● **EXERCISE INSTRUCTIONS**:
Lines of the listing that contain "faceid" need to be copied.

::::::::::

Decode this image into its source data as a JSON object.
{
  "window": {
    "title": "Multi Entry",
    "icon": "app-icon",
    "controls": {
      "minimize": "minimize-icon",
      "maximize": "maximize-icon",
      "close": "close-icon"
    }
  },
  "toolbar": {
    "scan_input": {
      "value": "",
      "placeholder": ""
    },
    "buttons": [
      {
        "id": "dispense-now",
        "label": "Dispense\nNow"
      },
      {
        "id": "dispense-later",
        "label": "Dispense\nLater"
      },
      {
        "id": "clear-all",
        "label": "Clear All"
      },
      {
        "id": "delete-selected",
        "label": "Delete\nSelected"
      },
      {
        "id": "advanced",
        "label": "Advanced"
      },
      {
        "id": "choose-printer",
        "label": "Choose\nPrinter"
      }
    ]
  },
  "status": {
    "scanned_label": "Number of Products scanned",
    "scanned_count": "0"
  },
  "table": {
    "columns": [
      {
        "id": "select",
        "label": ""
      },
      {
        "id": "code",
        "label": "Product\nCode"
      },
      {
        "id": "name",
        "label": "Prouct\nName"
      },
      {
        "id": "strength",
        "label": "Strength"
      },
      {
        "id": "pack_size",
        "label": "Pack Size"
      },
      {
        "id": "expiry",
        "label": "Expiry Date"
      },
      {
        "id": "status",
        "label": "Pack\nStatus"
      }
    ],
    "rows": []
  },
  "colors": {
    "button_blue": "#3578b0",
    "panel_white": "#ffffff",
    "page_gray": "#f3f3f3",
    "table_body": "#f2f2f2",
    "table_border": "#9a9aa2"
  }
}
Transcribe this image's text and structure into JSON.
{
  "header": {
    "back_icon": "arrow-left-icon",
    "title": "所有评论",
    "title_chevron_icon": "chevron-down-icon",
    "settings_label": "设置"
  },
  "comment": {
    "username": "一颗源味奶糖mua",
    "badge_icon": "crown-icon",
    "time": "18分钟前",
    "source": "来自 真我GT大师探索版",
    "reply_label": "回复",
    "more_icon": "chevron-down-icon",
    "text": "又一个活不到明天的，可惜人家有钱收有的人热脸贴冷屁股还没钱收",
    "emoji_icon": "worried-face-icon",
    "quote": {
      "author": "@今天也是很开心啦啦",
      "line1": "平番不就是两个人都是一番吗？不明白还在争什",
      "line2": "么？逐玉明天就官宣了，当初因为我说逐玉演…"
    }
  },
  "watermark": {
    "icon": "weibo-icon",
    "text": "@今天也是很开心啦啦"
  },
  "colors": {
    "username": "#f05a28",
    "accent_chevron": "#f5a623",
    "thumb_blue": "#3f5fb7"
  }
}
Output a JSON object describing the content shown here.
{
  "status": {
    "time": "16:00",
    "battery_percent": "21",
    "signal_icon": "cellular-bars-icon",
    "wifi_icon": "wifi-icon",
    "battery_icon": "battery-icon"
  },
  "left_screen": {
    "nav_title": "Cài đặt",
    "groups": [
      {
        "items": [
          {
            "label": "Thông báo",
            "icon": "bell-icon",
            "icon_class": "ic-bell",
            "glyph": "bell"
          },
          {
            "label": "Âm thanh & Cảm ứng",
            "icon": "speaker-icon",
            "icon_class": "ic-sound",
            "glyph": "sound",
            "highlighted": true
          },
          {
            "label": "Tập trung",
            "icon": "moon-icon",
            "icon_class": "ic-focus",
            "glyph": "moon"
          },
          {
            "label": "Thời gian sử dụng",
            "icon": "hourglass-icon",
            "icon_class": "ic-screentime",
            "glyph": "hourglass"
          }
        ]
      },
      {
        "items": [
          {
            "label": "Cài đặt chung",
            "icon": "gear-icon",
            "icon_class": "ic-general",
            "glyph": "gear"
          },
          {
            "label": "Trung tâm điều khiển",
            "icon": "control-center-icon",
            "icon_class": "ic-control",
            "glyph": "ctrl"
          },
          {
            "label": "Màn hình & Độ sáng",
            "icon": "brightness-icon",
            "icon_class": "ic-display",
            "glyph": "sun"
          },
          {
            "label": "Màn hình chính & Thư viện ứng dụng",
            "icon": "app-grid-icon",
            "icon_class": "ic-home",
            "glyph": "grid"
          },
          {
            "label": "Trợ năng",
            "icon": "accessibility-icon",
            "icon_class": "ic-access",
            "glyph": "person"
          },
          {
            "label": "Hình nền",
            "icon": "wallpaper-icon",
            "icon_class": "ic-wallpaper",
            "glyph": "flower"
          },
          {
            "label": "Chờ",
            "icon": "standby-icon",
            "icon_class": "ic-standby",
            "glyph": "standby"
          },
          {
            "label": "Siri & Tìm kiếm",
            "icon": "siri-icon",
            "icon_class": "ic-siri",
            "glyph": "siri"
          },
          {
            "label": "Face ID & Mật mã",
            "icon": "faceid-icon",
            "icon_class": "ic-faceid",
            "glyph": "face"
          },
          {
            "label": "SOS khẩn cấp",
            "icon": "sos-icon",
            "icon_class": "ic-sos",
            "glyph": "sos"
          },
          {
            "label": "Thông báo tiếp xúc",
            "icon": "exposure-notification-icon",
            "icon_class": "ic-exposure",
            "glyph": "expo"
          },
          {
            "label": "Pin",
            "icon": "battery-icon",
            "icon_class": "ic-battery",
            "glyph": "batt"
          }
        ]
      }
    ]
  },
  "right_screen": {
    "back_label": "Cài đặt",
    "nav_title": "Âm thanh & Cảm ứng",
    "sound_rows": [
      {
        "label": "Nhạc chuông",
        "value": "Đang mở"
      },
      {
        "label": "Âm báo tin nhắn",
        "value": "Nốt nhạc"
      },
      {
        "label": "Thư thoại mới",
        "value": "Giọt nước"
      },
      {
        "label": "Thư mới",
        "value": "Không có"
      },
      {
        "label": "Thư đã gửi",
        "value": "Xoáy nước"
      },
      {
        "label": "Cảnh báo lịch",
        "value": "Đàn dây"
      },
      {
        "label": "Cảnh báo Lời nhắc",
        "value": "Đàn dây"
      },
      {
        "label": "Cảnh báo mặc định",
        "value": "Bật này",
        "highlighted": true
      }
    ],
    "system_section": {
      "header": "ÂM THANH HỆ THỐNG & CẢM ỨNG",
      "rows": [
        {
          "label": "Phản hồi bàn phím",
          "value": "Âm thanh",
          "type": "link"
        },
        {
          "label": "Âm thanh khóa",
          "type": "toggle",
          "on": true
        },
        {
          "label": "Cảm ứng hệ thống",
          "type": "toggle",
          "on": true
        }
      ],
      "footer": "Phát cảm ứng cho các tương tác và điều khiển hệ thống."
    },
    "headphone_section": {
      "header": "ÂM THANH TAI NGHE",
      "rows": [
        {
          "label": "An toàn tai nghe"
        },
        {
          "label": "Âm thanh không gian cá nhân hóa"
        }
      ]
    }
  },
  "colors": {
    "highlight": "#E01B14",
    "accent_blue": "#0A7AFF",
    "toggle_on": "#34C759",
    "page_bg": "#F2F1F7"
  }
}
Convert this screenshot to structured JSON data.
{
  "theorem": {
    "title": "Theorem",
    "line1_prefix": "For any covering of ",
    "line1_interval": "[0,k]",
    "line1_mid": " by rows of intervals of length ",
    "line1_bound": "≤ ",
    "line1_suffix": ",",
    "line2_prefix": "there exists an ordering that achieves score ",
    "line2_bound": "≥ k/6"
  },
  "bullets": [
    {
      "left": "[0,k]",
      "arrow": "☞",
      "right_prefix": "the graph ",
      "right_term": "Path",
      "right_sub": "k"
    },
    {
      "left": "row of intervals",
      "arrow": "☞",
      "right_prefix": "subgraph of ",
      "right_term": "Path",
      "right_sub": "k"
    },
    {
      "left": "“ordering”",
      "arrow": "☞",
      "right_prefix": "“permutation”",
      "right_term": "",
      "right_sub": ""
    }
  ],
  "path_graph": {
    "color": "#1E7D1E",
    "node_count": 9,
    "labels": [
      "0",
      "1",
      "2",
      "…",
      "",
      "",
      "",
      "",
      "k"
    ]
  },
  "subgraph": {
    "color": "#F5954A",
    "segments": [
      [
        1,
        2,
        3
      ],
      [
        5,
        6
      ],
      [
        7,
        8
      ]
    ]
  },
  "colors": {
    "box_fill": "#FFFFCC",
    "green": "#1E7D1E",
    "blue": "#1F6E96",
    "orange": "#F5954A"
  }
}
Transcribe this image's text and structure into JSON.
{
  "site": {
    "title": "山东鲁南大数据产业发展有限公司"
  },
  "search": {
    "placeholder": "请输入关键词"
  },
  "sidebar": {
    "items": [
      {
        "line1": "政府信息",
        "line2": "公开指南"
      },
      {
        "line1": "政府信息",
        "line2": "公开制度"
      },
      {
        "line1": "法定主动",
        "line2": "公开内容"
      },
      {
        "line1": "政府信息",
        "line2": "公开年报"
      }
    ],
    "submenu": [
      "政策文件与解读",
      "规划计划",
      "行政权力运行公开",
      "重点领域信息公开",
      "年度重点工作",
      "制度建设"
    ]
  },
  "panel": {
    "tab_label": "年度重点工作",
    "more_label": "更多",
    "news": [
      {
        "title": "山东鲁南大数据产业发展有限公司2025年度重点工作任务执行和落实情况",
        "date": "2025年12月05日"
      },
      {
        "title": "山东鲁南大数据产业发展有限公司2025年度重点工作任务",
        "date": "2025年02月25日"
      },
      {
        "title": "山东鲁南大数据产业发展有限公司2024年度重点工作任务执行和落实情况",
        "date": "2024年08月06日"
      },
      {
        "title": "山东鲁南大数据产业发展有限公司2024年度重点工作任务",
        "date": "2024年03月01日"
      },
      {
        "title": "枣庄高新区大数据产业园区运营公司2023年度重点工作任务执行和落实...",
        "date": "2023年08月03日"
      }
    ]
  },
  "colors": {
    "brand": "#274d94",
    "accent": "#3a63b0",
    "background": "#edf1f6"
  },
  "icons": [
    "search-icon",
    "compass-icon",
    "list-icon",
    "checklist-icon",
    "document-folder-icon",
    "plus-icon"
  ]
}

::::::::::

● **TASK SOLUTION**:
            "icon": "faceid-icon",
            "icon_class": "ic-faceid",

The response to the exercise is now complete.